Whereas protesters occupying Wall Street depend on a McDonald’s to relieve themselves, their counterparts in Los Angeles have port-a-potties. Whereas New York’s billionaire mayor and pepper-spraying police appear to have sided with the 1 percent, the L.A. City Council voted unanimously ... (more)
Mike Hellstrom, a construction and private sanitation worker for more than two decades, has been involved in union work for 27 years, and he’s tired of watching his friends and colleagues lose their benefits and earnings after laboring for their entire adult lives. (more)
Here at the Truthdig office, we’ve been listening a lot to Ry Cooder’s new album, “Pull Up Some Dust and Sit Down.” With songs like “No Banker Left Behind,” which was inspired by a column by our own Robert Scheer, the album is refreshingly political, with roots in the tradition of protest music. Here’s your chance to win a copy. (more)
Wall Street protesters joined progressive and community groups Tuesday on a march to the homes of several New York City billionaires to demand that Gov. Andrew Cuomo and state lawmakers extend a surcharge tax on the state’s wealthiest residents, and New York City physician Bertha Bauer stands with them. (more)
Figuring in among the lineup of top stories on Wednesday’s broadcast of “Democracy Now!” is the alleged assassination plot against Saudi Arabia Ambassador Adel al-Jubeir, for which the U.S. has charged two Iranian agents. Meanwhile, government officials in Tehran are accusing the Obama administration of ... (more)

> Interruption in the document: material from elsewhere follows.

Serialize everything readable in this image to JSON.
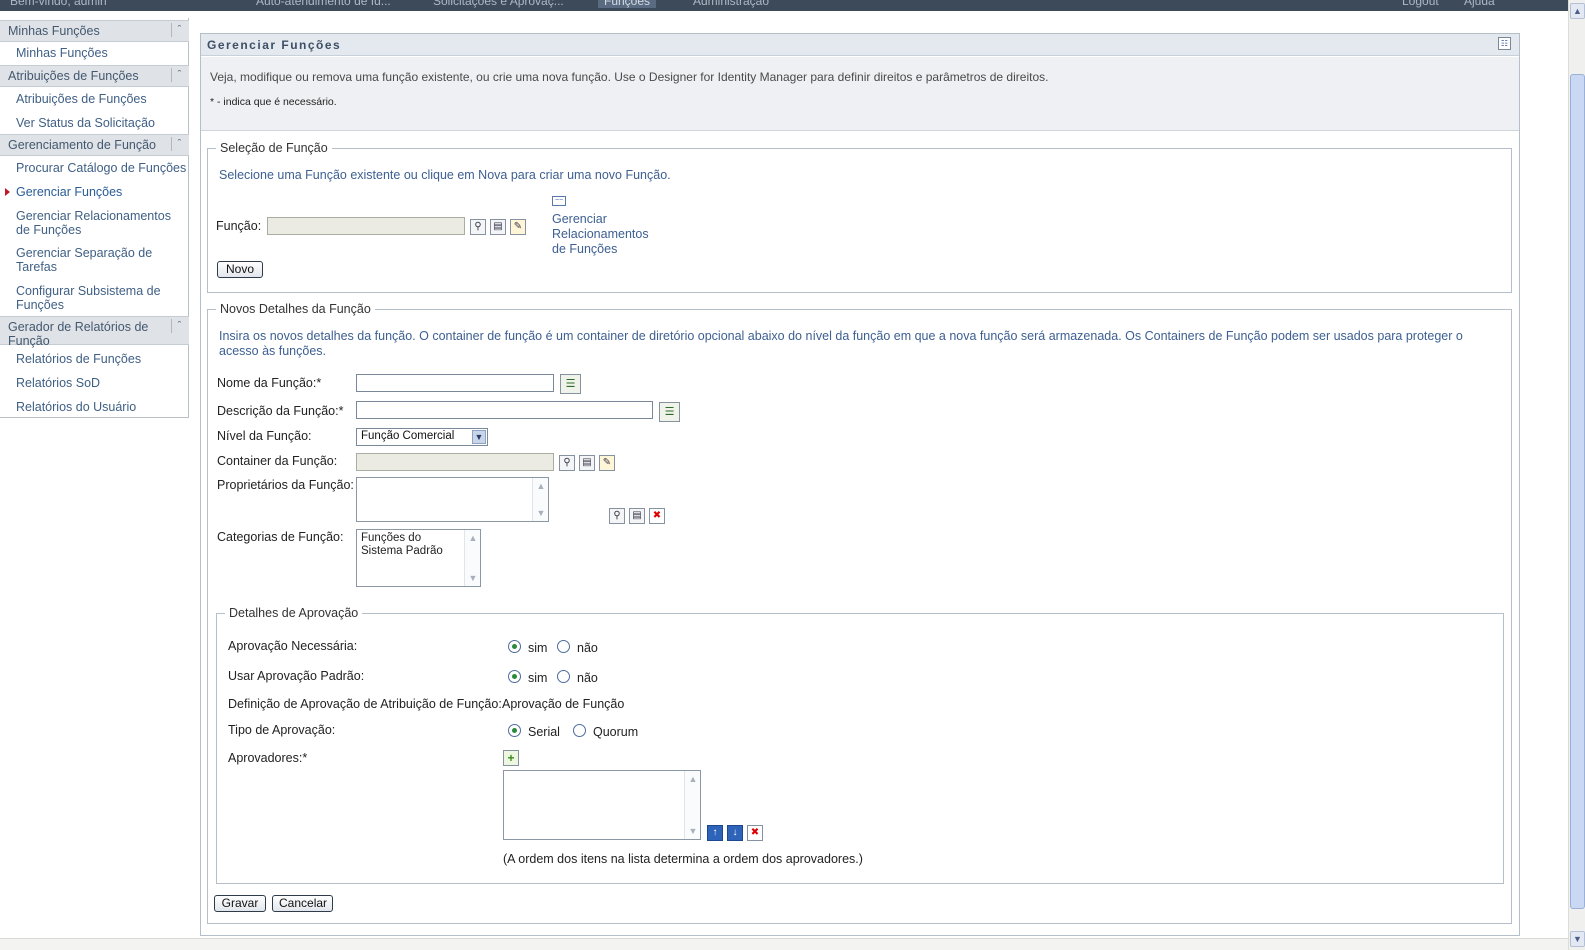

Nobody can say he didn’t call it, or at least call for it, as provocateur filmmaker Michael Moore explicitly declared at the end of his last documentary, “Capitalism: A Love Story,” that he would come out from behind the camera and wait for others to join in his cause of opposing Wall Street greed before making another play for the big screen. (more)
Camping out by Wall Street and peacefully protesting are but two ways of signaling collective displeasure about America’s compromised economic system, but here comes Anonymous with another handy tip for would-be opponents of our nation’s banking behemoths: Let the currency of their realm do the talking.
Some 100 people—around 65 men and 35 women—taking part in an Occupy Boston protest were arrested in the wee hours of Tuesday morning after they refused to leave a newly groomed section of the Rose Fitzgerald Kennedy Greenway near Dewey Square. (more)
Here we see former Sen. Russ Feingold taking stock of the Occupy Wall Street phenomenon on Monday’s “Countdown With Keith Olbermann,” declaring that the “unholy alliance” between big business and certain political operatives on the right (although not exclusively from that side of the aisle) is being challenged. (more)
Long before Occupy Wall Street took form, and long before the corporate media caught on, two of our top columnists at Truthdig foresaw the economic calamity that still grips our country. Chris Hedges devoted his time and energy warning Americans about the disastrous symbiosis between big business and our government, both in his columns and in the streets. Meanwhile, Truthdig Editor in Chief Robert Scheer covered the buildup to the meltdown for over a decade, naming names and taking no prisoners in his latest book, in his own columns and in his zinger of an acceptance speech at the 2010 Webby Awards -- held, as it happened, in the heart of Wall Street.